Constituency Wellington—Halton Hills
In office
1999–2007
Preceded by New riding
Succeeded by Riding dissolved
Constituency Waterloo—Wellington
In office
1990–1999
Preceded by John McLellan Johnson
Succeeded by Riding dissolved
Constituency Wellington
Personal details
Born (1963-04-08) April 8, 1963 (age 51)
Fergus, Ontario
Political party Progressive Conservative
Residence Fergus, Ontario
Religion Presbyterian

Theodore Calvin Arnott (born April 8, 1963)[1] is a Progressive Conservative member of the Legislative Assembly of Ontario representing the riding of Wellington—Halton Hills.

Background[edit]

The son of Warren Arnott and Jessie Hawkins, Arnott received a Bachelor of Arts degree from Wilfrid Laurier University in 1985 and a diploma in business administration from the same institution in 1986. In 1990, he married Lisa M. McCabe.[1] They have three sons. He and his family reside in Fergus.

Politics[edit]

Arnott succeeded popular MPP Jack Johnson when he was first elected to the legislature in the election of 1990, defeating New Democrat Dale Hamilton by about 1,300 votes.[2] He was re-elected with a much greater majority in the 1995 election, in which the Progressive Conservatives formed a majority government.[3]

During the 1995 campaign, Arnott was the only Progressive Conservative candidate who refused to sign a pledge sponsored by the Canadian Taxpayers Federation. During that campaign, he had refused to make any promises, other than his best efforts if re-elected. As a result, he was not appointed to the Cabinet of the Mike Harris Government.

He was again re-elected with a large majority in the election of 1999,[4] and was returned again in 2003,[5] 2007[6] and in 2011.[7]

Arnott currently serves at the Ontario PC Critic to the Minister of Intergovernmental Affairs and as the First Deputy Chair of the Committee of the Whole House of the Legislative Assembly of Ontario.

References[edit]

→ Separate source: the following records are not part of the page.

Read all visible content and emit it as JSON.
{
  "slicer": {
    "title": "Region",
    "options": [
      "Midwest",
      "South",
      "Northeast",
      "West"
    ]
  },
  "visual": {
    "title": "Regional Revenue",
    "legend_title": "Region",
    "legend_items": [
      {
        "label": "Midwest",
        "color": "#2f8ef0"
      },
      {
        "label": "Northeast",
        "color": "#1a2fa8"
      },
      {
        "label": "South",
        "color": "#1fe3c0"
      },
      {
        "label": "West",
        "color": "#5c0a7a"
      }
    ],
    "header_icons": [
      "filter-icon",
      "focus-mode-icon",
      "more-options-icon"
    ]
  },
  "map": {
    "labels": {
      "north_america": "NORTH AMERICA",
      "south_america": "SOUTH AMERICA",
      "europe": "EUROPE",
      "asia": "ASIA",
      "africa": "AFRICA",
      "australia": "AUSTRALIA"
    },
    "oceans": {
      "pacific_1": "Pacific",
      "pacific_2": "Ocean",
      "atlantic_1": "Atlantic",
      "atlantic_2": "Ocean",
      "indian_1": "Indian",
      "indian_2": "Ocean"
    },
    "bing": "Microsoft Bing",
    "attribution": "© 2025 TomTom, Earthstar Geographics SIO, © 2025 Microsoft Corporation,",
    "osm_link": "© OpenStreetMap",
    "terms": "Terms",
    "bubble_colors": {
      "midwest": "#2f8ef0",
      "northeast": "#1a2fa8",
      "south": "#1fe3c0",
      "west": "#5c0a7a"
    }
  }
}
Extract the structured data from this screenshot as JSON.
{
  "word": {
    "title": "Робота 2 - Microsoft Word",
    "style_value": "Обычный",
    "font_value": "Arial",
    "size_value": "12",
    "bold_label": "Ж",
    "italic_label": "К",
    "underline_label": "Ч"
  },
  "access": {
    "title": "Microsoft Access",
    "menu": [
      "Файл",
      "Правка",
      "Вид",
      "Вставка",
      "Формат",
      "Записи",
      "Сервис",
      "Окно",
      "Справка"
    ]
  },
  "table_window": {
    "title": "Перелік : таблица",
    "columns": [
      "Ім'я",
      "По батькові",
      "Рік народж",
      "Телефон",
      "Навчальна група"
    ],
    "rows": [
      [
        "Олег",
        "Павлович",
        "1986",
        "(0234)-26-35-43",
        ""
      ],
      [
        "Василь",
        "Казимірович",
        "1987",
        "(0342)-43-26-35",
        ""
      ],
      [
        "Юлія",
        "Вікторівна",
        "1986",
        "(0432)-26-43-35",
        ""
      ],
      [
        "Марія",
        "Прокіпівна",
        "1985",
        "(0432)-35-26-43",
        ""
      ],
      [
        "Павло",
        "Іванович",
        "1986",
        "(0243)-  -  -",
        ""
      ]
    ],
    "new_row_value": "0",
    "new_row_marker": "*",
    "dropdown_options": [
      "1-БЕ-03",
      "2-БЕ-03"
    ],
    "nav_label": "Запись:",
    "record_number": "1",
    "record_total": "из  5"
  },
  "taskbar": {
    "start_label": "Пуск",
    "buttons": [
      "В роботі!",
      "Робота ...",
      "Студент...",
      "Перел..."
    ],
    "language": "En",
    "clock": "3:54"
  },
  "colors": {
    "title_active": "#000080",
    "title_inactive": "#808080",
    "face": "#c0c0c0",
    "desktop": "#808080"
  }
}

  1. ^ a b O'Handley, Kathryn (2005). Canadian Parliamentary Guide 2005. ISBN 1-4144-0141-8. 
  2. ^ "Ontario election: Riding-by-riding voting results". The Globe and Mail. September 7, 1990. p. A12. 
  3. ^ "Summary of Valid Ballots by Candidate". Elections Ontario. June 8, 1995. Retrieved 2014-03-02. 
  4. ^ "Summary of Valid Ballots by Candidate". Elections Ontario. June 3, 1999. Retrieved 2014-03-02. 
  5. ^ "Summary of Valid Ballots by Candidate". Elections Ontario. October 2, 2003. Retrieved 2014-03-02. 
  6. ^ "Summary of Valid Ballots Cast for Each Candidate" (PDF). Elections Ontario. October 10, 2007. p. 17 (xxvi). Retrieved 2014-03-02. 
  7. ^ "Summary of Valid Ballots Cast for Each Candidate" (PDF). Elections Ontario. October 6, 2011. p. 19. Retrieved 2014-03-02. 

External links[edit]